What the task requires>
The lines below should be written out again in full, exactly as they are.

Given data>
=== Section Start ===
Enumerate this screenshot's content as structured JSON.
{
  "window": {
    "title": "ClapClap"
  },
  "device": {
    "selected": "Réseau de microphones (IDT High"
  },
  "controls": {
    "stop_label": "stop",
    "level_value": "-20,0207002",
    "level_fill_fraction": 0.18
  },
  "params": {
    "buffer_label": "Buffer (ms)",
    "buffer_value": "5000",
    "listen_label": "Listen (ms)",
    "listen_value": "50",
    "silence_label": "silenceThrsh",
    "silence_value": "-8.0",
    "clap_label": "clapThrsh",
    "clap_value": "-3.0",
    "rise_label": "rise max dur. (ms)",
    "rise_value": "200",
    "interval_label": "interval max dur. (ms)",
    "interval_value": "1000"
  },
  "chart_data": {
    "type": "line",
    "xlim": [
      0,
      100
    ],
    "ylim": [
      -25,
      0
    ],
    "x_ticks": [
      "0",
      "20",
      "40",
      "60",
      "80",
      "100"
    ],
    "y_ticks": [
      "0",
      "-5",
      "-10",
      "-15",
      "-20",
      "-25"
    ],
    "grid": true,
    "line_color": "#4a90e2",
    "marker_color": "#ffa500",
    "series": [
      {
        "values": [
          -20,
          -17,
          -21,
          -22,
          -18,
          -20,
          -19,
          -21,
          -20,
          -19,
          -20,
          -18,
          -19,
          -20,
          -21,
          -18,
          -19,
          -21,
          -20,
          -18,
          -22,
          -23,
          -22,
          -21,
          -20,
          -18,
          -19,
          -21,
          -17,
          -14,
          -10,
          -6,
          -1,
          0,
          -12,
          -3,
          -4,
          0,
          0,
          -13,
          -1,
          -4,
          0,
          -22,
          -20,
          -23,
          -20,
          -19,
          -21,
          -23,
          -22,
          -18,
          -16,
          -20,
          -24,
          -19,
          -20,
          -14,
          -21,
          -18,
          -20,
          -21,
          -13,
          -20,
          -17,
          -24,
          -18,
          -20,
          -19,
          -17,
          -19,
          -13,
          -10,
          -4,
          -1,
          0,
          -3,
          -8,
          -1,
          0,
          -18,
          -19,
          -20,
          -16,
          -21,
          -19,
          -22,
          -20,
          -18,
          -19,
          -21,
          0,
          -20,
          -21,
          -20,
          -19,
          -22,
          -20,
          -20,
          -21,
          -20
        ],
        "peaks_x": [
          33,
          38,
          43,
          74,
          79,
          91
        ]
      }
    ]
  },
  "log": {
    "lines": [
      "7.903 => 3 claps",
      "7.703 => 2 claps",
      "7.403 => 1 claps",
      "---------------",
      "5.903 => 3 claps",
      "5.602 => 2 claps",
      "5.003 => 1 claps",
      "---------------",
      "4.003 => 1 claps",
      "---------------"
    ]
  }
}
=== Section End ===
Answer to this problem>
Enumerate this screenshot's content as structured JSON.
{
  "window": {
    "title": "ClapClap"
  },
  "device": {
    "selected": "Réseau de microphones (IDT High"
  },
  "controls": {
    "stop_label": "stop",
    "level_value": "-20,0207002",
    "level_fill_fraction": 0.18
  },
  "params": {
    "buffer_label": "Buffer (ms)",
    "buffer_value": "5000",
    "listen_label": "Listen (ms)",
    "listen_value": "50",
    "silence_label": "silenceThrsh",
    "silence_value": "-8.0",
    "clap_label": "clapThrsh",
    "clap_value": "-3.0",
    "rise_label": "rise max dur. (ms)",
    "rise_value": "200",
    "interval_label": "interval max dur. (ms)",
    "interval_value": "1000"
  },
  "chart_data": {
    "type": "line",
    "xlim": [
      0,
      100
    ],
    "ylim": [
      -25,
      0
    ],
    "x_ticks": [
      "0",
      "20",
      "40",
      "60",
      "80",
      "100"
    ],
    "y_ticks": [
      "0",
      "-5",
      "-10",
      "-15",
      "-20",
      "-25"
    ],
    "grid": true,
    "line_color": "#4a90e2",
    "marker_color": "#ffa500",
    "series": [
      {
        "values": [
          -20,
          -17,
          -21,
          -22,
          -18,
          -20,
          -19,
          -21,
          -20,
          -19,
          -20,
          -18,
          -19,
          -20,
          -21,
          -18,
          -19,
          -21,
          -20,
          -18,
          -22,
          -23,
          -22,
          -21,
          -20,
          -18,
          -19,
          -21,
          -17,
          -14,
          -10,
          -6,
          -1,
          0,
          -12,
          -3,
          -4,
          0,
          0,
          -13,
          -1,
          -4,
          0,
          -22,
          -20,
          -23,
          -20,
          -19,
          -21,
          -23,
          -22,
          -18,
          -16,
          -20,
          -24,
          -19,
          -20,
          -14,
          -21,
          -18,
          -20,
          -21,
          -13,
          -20,
          -17,
          -24,
          -18,
          -20,
          -19,
          -17,
          -19,
          -13,
          -10,
          -4,
          -1,
          0,
          -3,
          -8,
          -1,
          0,
          -18,
          -19,
          -20,
          -16,
          -21,
          -19,
          -22,
          -20,
          -18,
          -19,
          -21,
          0,
          -20,
          -21,
          -20,
          -19,
          -22,
          -20,
          -20,
          -21,
          -20
        ],
        "peaks_x": [
          33,
          38,
          43,
          74,
          79,
          91
        ]
      }
    ]
  },
  "log": {
    "lines": [
      "7.903 => 3 claps",
      "7.703 => 2 claps",
      "7.403 => 1 claps",
      "---------------",
      "5.903 => 3 claps",
      "5.602 => 2 claps",
      "5.003 => 1 claps",
      "---------------",
      "4.003 => 1 claps",
      "---------------"
    ]
  }
}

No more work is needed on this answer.